|International Classification||H05K7/20, H05K7/18|
|Cooperative Classification||H05K7/20718, H05K7/20563|
|European Classification||H05K7/20S10, H05K7/20R10B|
|Aug 4, 2003||AS||Assignment|
Owner name: HEWLETT-PACKARD DEVELOPMENT COMPANY, L.P., TEXAS
Free format text: ASSIGNMENT OF ASSIGNORS INTEREST;ASSIGNORS:MALONE, CHRISTOPHER G.;ROBERTSON, KEN;REEL/FRAME:014342/0143;SIGNING DATES FROM 20030530 TO 20030610
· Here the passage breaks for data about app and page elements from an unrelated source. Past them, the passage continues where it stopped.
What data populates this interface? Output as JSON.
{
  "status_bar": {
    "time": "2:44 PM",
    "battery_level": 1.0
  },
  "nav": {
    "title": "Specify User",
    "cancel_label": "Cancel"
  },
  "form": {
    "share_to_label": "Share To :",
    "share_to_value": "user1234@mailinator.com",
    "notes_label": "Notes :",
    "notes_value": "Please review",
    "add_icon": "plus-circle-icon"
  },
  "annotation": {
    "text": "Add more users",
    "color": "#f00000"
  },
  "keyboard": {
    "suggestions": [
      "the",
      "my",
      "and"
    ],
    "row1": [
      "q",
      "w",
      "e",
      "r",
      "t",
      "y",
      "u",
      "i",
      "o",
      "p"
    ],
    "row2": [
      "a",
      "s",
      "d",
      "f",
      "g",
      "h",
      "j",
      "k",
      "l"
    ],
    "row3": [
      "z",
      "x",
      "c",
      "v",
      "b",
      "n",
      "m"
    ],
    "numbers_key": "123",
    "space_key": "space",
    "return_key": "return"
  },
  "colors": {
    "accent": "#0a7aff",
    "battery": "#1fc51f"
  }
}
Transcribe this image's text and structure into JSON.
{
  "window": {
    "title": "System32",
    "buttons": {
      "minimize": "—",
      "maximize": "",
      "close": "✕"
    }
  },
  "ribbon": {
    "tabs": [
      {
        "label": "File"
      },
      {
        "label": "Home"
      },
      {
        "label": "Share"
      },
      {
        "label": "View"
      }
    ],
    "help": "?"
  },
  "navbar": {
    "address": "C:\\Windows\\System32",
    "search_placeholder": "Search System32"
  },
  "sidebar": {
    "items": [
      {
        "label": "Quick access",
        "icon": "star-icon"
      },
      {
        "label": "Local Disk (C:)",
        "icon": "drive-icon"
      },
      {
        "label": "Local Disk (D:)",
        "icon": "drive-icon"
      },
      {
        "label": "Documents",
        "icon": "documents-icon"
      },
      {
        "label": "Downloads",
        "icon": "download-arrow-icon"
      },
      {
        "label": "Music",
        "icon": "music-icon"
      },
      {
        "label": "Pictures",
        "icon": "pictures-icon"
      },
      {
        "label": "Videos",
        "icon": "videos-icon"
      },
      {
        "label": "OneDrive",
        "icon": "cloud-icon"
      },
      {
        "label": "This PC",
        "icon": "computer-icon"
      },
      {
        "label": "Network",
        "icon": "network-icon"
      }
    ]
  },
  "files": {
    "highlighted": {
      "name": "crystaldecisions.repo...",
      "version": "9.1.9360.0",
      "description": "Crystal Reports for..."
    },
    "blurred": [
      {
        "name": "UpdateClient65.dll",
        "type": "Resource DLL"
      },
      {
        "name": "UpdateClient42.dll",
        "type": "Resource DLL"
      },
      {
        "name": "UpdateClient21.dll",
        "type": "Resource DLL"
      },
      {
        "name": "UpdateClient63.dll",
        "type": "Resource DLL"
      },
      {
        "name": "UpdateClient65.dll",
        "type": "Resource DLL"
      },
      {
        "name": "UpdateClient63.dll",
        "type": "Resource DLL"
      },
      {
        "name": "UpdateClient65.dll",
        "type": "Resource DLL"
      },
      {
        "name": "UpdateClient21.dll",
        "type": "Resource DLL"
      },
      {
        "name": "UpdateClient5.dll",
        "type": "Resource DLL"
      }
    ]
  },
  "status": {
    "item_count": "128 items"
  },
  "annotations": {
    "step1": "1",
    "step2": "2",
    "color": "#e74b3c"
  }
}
|Jan 26, 2009||FPAY||Fee payment|
Year of fee payment: 4
|Dec 26, 2012||FPAY||Fee payment|
Year of fee payment: 8
|Nov 9, 2015||AS||Assignment|
Owner name: HEWLETT PACKARD ENTERPRISE DEVELOPMENT LP, TEXAS
Free format text: ASSIGNMENT OF ASSIGNORS INTEREST;ASSIGNOR:HEWLETT-PACKARD DEVELOPMENT COMPANY, L.P.;REEL/FRAME:037079/0001
Effective date: 20151027
|Dec 28, 2016||FPAY||Fee payment|
Year of fee payment: 12